Natural History of Isolated Deep Vein Thrombosis of the Calf (CALTHRO)
Whether isolated distal DVT (IDDVT), DVT confined to the calf, should be looked for and diagnosed to allow them to be treated with anticoagulants remains one of the still unsolved issues in vascular medicine, especially because of the insufficient data on clinical risks of untreated distal DVT. Management studies have shown that it is safe to withhold anticoagulation in outpatients with suspected DVT if compression ultrasonography (CUS) limited to the proximal deep veins yields normal results on presentation and on repeated examination after 5 to 7 days. This strategy is based on the premise that IDDVT do not need to be diagnosed and treated, what is necessary when they extend involving the proximal veins. There is no general agreement, however, on the assumption that the non-extending IDDVT do not need to be diagnosed and treated, and many authors recommend to perform a single CUS examination extended to the distal deep veins. All the available studies have treated with anticoagulants the diagnosed IDDVT and no adequate information is available on the risk of IDDVT left untreated.
The present study, performed in outpatients with suspected leg DVT, aims at assessing the clinical consequences of IDDVT diagnosed (by a complete US investigation) but not treated because the results of this investigation remain blind to both the patient and the treating doctor, whereas the diagnostic-therapeutic procedure remains the usual one, based on CUS investigation limited to diagnose proximal DVT, to be repeated after 5-7 days (or earlier) to exclude an extension to proximal veins of an IDDVT potentially present.

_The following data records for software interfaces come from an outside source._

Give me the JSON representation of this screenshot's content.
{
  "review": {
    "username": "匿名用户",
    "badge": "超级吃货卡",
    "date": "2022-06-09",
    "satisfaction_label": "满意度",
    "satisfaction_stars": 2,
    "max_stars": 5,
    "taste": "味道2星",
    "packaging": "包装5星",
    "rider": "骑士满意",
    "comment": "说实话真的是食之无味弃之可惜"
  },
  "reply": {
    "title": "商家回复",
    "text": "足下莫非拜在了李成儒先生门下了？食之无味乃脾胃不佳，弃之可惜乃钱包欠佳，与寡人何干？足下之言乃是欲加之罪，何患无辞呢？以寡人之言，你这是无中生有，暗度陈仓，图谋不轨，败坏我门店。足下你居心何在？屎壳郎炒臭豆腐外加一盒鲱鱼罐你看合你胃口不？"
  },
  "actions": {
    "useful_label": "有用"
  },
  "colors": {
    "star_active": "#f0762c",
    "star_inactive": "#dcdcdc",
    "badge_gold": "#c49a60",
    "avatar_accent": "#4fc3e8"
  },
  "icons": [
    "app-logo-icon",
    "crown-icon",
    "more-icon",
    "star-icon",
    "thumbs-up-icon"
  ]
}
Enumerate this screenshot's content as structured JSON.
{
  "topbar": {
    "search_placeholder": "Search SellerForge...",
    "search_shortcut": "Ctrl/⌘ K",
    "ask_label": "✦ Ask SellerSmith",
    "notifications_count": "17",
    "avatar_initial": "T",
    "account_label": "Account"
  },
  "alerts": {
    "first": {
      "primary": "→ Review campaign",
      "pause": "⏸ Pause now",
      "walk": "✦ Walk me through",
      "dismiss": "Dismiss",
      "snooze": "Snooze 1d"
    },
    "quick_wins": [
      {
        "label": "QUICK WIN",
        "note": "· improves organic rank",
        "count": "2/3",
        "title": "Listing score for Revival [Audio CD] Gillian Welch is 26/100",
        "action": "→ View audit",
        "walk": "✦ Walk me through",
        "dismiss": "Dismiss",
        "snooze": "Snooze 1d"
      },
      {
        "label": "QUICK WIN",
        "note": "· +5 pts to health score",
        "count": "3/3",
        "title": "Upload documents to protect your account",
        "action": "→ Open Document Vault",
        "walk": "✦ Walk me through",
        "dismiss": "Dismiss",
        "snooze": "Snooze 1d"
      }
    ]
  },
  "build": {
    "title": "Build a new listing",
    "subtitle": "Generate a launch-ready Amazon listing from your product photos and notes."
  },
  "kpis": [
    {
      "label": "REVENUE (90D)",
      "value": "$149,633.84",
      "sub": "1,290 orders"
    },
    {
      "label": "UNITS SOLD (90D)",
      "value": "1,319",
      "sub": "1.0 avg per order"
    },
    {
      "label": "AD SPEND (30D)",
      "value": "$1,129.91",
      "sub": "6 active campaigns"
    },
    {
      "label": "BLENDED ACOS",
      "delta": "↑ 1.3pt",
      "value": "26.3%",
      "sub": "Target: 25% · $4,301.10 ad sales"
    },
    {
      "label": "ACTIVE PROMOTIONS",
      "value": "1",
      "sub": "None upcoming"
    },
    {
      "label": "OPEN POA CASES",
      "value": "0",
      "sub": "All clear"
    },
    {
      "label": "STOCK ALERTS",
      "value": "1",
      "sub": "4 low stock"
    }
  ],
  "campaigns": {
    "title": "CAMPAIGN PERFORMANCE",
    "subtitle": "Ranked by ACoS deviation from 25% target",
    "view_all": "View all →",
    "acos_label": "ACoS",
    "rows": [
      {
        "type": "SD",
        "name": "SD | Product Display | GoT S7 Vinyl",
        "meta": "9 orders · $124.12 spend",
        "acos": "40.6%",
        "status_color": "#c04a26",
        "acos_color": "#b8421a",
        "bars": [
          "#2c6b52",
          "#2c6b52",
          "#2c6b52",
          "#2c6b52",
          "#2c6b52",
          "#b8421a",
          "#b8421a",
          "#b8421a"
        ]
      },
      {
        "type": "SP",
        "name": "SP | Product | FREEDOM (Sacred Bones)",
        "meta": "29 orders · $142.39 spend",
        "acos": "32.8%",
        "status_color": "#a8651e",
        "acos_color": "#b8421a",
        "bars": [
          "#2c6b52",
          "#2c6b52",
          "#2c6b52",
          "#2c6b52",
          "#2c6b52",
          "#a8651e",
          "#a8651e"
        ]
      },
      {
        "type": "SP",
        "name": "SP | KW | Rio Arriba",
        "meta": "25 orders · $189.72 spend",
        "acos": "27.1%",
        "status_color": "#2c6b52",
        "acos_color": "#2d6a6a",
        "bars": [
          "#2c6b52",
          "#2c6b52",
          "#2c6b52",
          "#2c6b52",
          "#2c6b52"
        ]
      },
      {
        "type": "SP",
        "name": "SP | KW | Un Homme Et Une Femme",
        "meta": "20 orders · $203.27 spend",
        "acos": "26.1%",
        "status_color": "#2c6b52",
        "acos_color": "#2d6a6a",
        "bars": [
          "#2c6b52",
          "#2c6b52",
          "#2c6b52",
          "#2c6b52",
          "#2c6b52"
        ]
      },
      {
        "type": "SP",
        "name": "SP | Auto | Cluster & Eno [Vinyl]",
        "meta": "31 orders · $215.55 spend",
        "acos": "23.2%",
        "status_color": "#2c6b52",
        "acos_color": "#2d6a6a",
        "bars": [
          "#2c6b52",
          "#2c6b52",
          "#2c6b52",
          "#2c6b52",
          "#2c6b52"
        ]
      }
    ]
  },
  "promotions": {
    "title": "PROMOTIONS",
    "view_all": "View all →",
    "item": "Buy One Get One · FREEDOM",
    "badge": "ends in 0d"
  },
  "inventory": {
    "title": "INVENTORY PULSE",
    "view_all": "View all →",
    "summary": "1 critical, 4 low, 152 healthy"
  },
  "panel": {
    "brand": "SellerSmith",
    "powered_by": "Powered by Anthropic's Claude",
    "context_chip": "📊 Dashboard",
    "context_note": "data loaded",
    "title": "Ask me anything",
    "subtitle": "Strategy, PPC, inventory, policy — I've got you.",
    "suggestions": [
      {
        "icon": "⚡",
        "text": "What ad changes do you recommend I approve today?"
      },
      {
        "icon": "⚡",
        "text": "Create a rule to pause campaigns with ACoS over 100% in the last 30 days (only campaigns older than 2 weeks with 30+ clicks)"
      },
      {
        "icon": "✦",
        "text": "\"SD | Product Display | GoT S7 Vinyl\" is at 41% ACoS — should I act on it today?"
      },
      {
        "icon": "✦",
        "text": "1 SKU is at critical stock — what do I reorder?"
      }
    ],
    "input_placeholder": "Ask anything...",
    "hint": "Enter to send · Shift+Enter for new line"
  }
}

Isolated Distal DVT
Other: Ultrasound examination of leg veins
|Study Design:||Observational Model: Cohort
Time Perspective: Prospective
|Official Title:||Diagnosis and Evolution of Isolated Deep Vein Thrombosis of the Calf in Symptomatic Outpatients. The Blind, Prospective "CALTHRO" Study.|
- Thrombotic complications (deep vein thrombosis and/or pulmonary embolism within three months from first examination [ Time Frame: three months from first examination ] [ Designated as safety issue: No ]
- other vascular complications; how many isolated distal DVT will be diagnosed [ Time Frame: three months from first examination ] [ Designated as safety issue: No ]
|Study Start Date:||September 2005|
|Study Completion Date:||September 2009|
|Primary Completion Date:||September 2009 (Final data collection date for primary outcome measure)|
Outpatients with suspected leg DVT after exclusion of proximal DVT
Other: Ultrasound examination of leg veins
Outpatients symptomatic for leg DVT follow the standard diagnostic procedure (ultrasound examination of proximal deep veins, pre-test clinical probability and D-dimer, and a second US after 5-7 days) to exclude proximal DVT; they also receive by another doctor a complete US examination of the deep leg veins to assess the presence of isolated calf DVT, the results of the latter examination are kept blind to the patient and to the treating doctor, and disclosed after three months
Outpatients symptomatic for suspected DVT of a leg are examined by a vascular doctor according to standard procedure based on pre-test clinical probability (PTCP) assessment, D-dimer assay and a CUS limited to the proximal deep veins. Those in whom a proximal DVT is excluded and have intermediate/high PTCP or altered D-dimer level are eligible for the study. The included patients are immediately submitted to an extensive echo-color-Doppler examination of calf deep veins by a different vascular doctor and results are closed in an envelope that will be open after three months (or before if necessary). In the meantime, patients will follow the standard diagnostic procedure: they receive an appointment to come back in 5-7 days for a further CUS examination, or even before in case of worsening of symptoms/signs. All the included patients receive a telephone call after three months to exclude possible complications.
|Angiology & Blood Coagulation, Policlinico S. Orsola-Malpighi|
|Bologna, Italy, 40138|
|Servizio di Fisiopatologia Vascoalre, Casa di Cura Villa Serena|
|Pescara, Italy, 65100|
|Principal Investigator:||Gualtiero Palareti, MD||Azienda Ospedaliero-Universitaria di Bologna, Policlinico S. Orsola-Malpighi|